December 8th, 2010 | By Mike Gnade
Shank is a 2D side-scrolling beatemup for PSN, XBLA and PC. It has fantastic art and is chock full of violent animations. This isn’t Double Dragon, Shank is a scorned ex-criminal who wants the boss’s head on a platter…preferably ripped off with a chainsaw.
Shank’s main story is pretty compelling and slowly evolves as you progress through the game. The story is one of the game’s strong suits and is reminiscent of “Kill Bill” (only Shank’s a dude). The gist is that Shank chose his girlfriend over the gang of sociopaths he worked with. That doesn’t sit well with Cesar and the gang, so these psychopaths decide to rape Shank’s girlfriend, kill her, kill Shank, and burn his house down. The problem is that Shank lives, and comes back years later for revenge. It’s not the most original story, but the cut scenes are slick, the violence is raw, and the Mexican drug cartel setting and style shine.
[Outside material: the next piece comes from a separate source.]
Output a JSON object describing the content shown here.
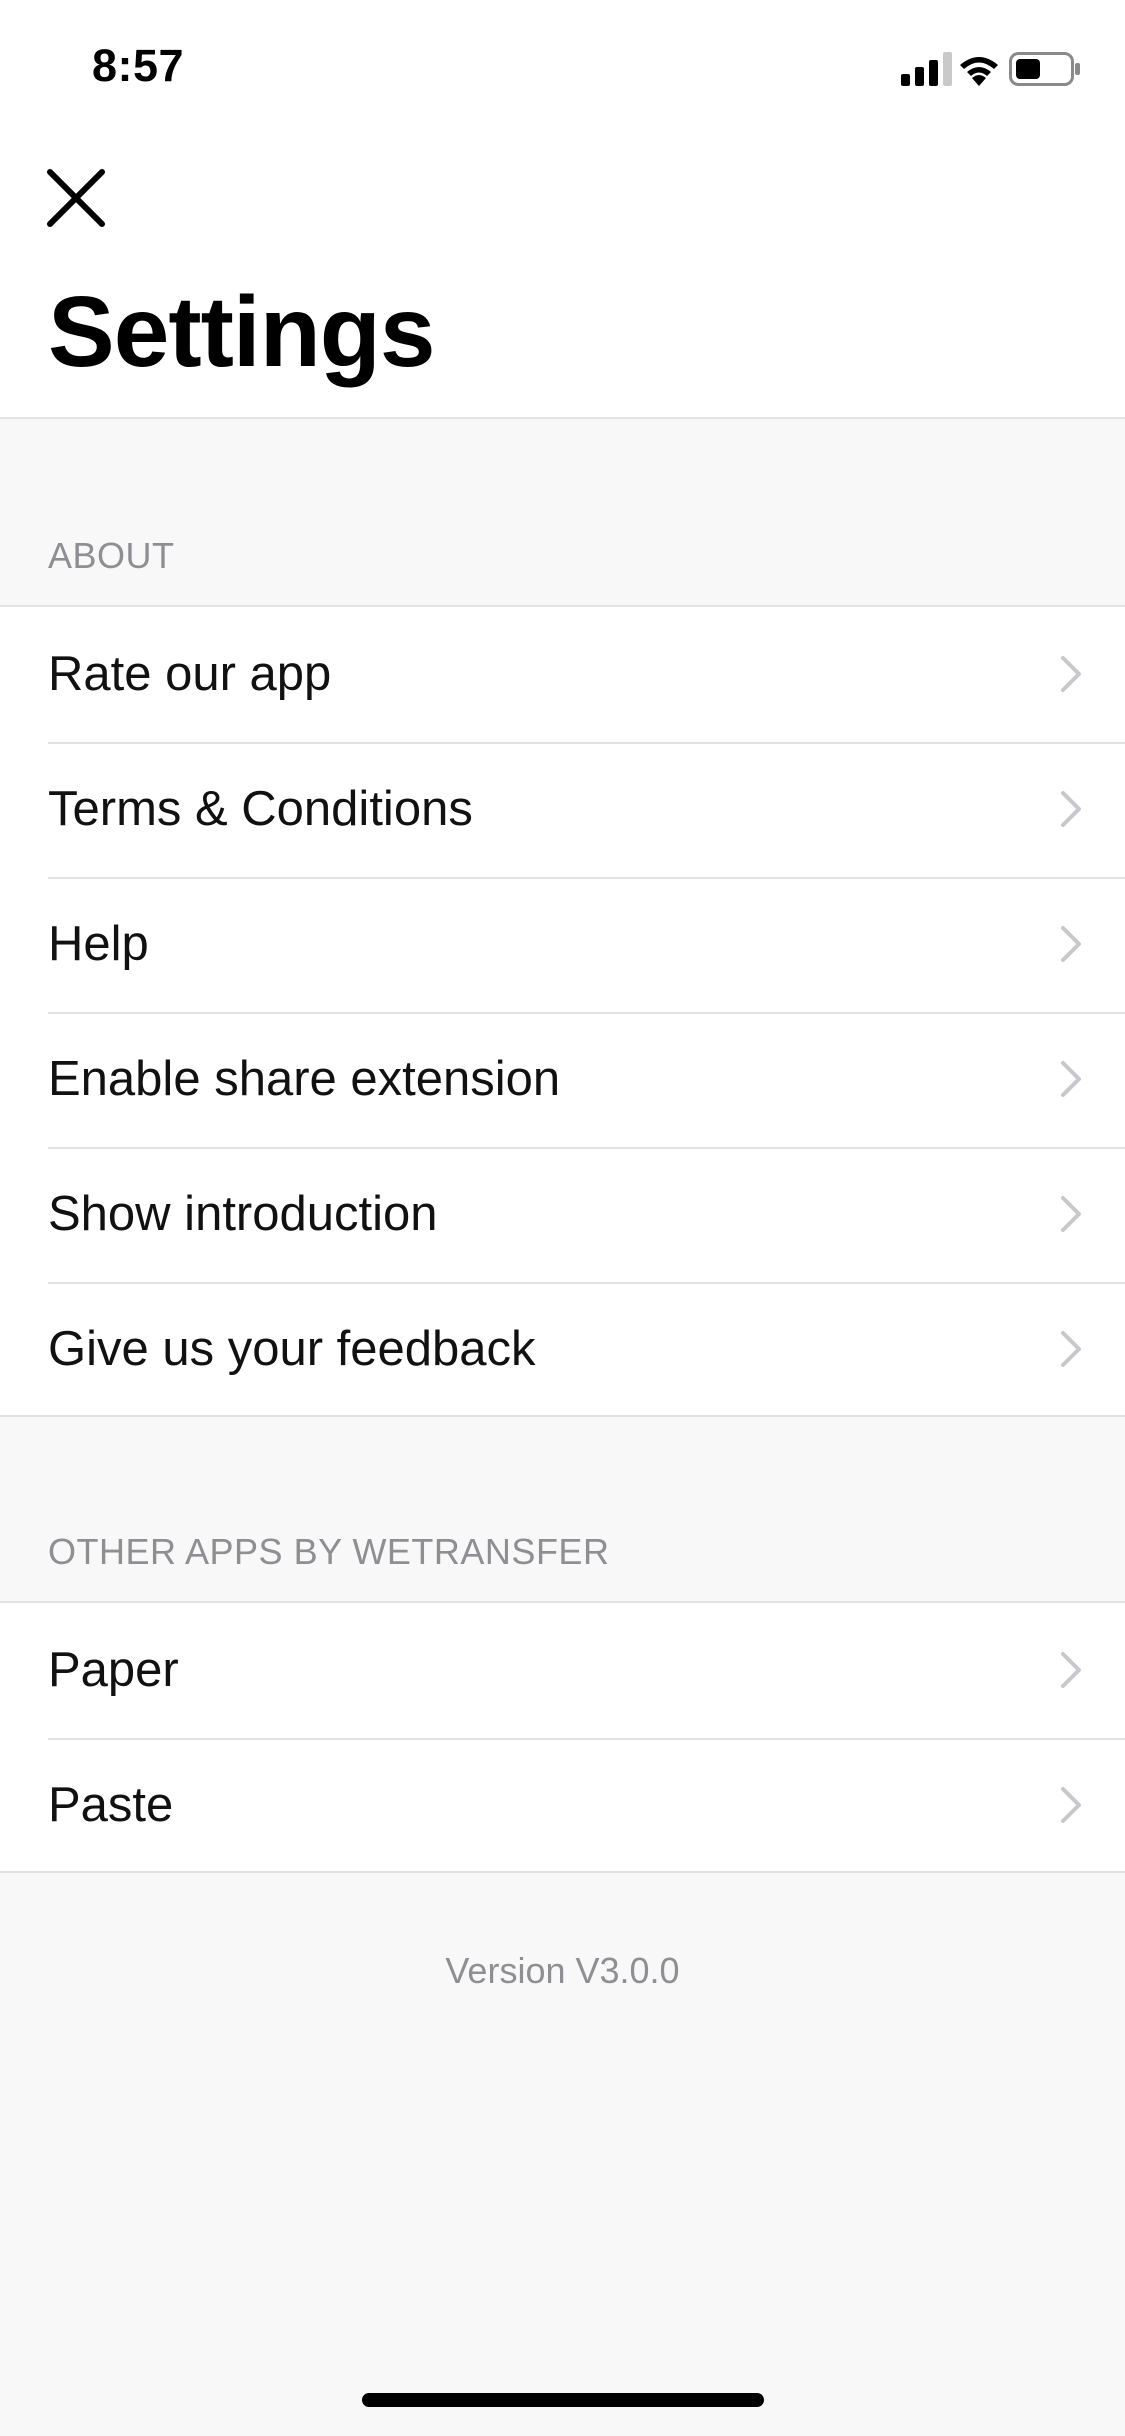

The gameplay in Shank is inspired by classic 2D brawlers such as Final Fight, Streets of Rage, and Double Dragon. Shank throws in over the top violence and guns for good measure. The great thing about Shank is that it is instantly fun and benefits from some excellent art direction and animations. You start with a good variety of moves and weapons and the Boss Fights showcase some excellent custom animations. Some of the Boss Fights can be a little cheap, but once you figure out their patterns and weakness, you shouldn’t have too much trouble beating them down. One of the biggest frustrations in Shank is that when you die, it doesn’t really feel like your fault. Most deaths come at the hands of some bad luck and cheap enemies rather than a poorly timed jump or miscalculated combo.
My only gripe with the core brawler gameplay is that it doesn’t really evolve as you play through the game. Sure you acquire some new weapons and moves, but none of the upgrades feel that different or really seem to help progress through the campaign. Shank would have benefited immensely from some slight RPG elements and upgrade options between levels. Earning points that could upgrade Shank’s weapons, health and combos would have reduced frustrations and added some replay ability. I can only imagine how badass and fun a fully powered up Shank could have been.
The presentation of Shank is fantastic. Shank’s visual style grabs your attention and leaves a great lasting impression. The large hand drawn characters and backgrounds seem to be inspired by top-notch comics/anime mixed with gritty Tex-Mex visuals found in movies like Desperado. The vibrant sun scorched locales lack some variety but they fit the game’s story and atmosphere so well that it’s not a big deal. Shank is drop dead gorgeous. It’s the best looking 2D game that I’ve seen on Playstation 3 or Xbox 360.
Shank has a single player campaign and a co-op campaign. I loved that the Co-Op campaign wasn’t just a 2 player version of the main game. Instead, Co-Op and Single Player are completely different stories with different levels. The co-op missions definitely add to the value, but ultimately co-op feels tacked on and showcases some of the game’s blemishes to be major faults. Shank’s story will drive you to keep playing through the campaign (and Co-Op if you can find a friend to suffer through it with you), but some of the later levels and enemies become cheap and tiresome.
Shank’s over the top violence and compelling story are immensely entertaining. The game’s production values are top-notch and complemented by some excellent voice acting and cut scenes, but the game falls just shy of beatemup bliss. Some cheap enemies and the lack of an upgrade system make Shank a fun ride, but not one that you’ll be coming back to again and again. Nonetheless, Shank’s story and graphics make it well worth the price of admission for action fanatics. As long as you’re not opposed to some bloody violence, rev up the chainsaw and get ready for some gruesome revenge.